SOURCE INFORMATION:
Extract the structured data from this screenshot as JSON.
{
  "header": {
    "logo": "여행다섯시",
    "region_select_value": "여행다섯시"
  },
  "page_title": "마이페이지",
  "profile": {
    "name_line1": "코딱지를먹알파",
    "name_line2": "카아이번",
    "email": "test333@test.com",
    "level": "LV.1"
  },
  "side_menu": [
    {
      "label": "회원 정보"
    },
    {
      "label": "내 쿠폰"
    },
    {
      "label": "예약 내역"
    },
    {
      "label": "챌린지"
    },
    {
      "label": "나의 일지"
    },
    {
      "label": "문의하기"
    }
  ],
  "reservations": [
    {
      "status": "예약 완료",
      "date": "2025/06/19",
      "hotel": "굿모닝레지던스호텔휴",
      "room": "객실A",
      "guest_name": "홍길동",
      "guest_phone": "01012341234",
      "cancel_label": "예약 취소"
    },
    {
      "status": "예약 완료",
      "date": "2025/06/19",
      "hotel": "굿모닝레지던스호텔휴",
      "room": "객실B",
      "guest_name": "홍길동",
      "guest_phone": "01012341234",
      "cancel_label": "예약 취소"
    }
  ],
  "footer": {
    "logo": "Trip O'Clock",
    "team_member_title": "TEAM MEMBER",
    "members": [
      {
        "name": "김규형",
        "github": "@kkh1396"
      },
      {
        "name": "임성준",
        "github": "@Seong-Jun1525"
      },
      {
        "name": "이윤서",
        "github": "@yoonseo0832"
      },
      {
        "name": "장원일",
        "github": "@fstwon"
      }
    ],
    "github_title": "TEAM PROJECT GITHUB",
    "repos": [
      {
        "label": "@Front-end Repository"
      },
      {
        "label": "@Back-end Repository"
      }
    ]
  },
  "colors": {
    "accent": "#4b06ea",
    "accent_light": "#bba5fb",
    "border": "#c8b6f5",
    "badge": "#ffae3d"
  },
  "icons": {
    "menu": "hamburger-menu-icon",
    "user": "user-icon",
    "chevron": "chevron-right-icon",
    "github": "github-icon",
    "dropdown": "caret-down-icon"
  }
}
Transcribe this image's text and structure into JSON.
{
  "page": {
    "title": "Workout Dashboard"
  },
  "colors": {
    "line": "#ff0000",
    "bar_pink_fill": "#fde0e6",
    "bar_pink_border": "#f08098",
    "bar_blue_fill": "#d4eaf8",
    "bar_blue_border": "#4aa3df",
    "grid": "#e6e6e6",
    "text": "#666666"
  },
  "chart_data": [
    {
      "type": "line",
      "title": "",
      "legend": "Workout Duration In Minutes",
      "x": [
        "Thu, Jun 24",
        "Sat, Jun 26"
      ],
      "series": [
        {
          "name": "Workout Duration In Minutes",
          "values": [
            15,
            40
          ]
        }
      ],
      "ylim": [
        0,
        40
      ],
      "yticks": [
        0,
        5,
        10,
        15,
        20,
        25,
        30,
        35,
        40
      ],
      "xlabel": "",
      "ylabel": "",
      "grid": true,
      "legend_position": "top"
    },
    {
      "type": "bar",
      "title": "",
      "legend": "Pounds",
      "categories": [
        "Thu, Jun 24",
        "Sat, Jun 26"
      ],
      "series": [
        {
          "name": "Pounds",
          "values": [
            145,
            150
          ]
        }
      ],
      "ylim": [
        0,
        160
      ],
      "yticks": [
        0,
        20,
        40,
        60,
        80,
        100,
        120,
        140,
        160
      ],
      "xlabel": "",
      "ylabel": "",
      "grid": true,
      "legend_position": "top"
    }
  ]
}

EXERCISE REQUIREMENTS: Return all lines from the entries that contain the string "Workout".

ANSWER SPACE:
    "title": "Workout Dashboard"
      "legend": "Workout Duration In Minutes",
          "name": "Workout Duration In Minutes",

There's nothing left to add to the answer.